My dad tells me the water situation in Santa Cruz is so dire that they limit how much you can use a day. Is that the future of California? Will my kids have to shower on alternating days or play on dirt baseball and soccer fields?

It seems to me the best approach is to start looking for sources of water that don’t take significant infrastructure to move. I think that source is out there in every community, no matter how small because advanced water purification and direct potable reuse can be anywhere we are.

Orange County, San Diego and San Jose treat millions of gallons of wastewater a day to effectively pure levels. Why spend billions on tunnels when we could take that money and start building treatment plants in more communities? California needs more than a Band-Aid approach to this problem. Please think about the long term, my future, and keep water recycling including direct potable reuse and advanced water purification part of it.

MADDY MOTT

Napa

Roads in disrepair

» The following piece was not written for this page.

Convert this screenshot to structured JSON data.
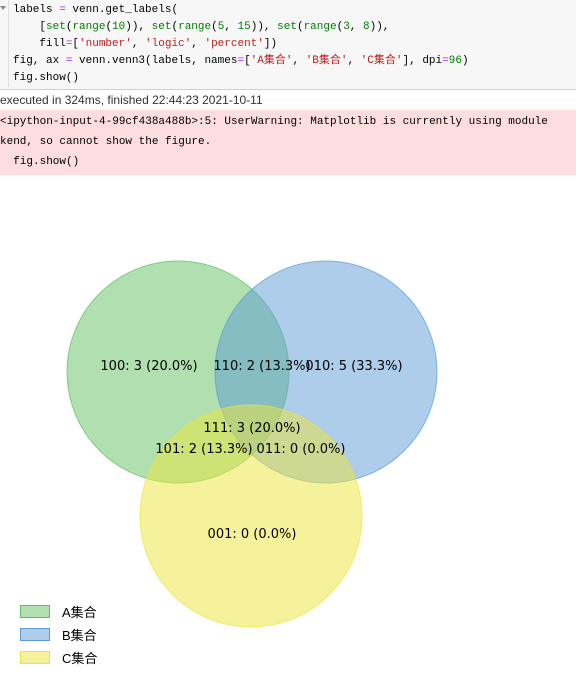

EDITOR: A fairly large pothole repair was made in front of my home on Burnside Road. As usual, the repair material was just thrown on and left for passing cars to tamp down. Large pieces of broken blacktop were pushed into the runoff ditch that the county spent money to clean out about a year ago. Because of the ditch, cars will never get close enough to the road edge to tamp down the patch, which will slowly disintegrate and wind up in the ditch. Obviously, there was no inspection. Obviously, the patch is designed to be replaced in a year to provide job security.

I called road maintenance and left a message and did not receive a return call. The same with Supervisor Efren Carrillo’s office. The sad fact is that no one cares. If they did, the county would spend more effort fixing each pothole so it would last longer than a year and thereby reduce the overall cost of maintenance.

Your tax dollars at work? Or being thrown away?

AARON ROSEN

Sebastopol

Green Windsor

EDITOR: Windsor has water. Just drive around town and see all the green lawns. The new green is brown.

WILL SCHUMAN

Windsor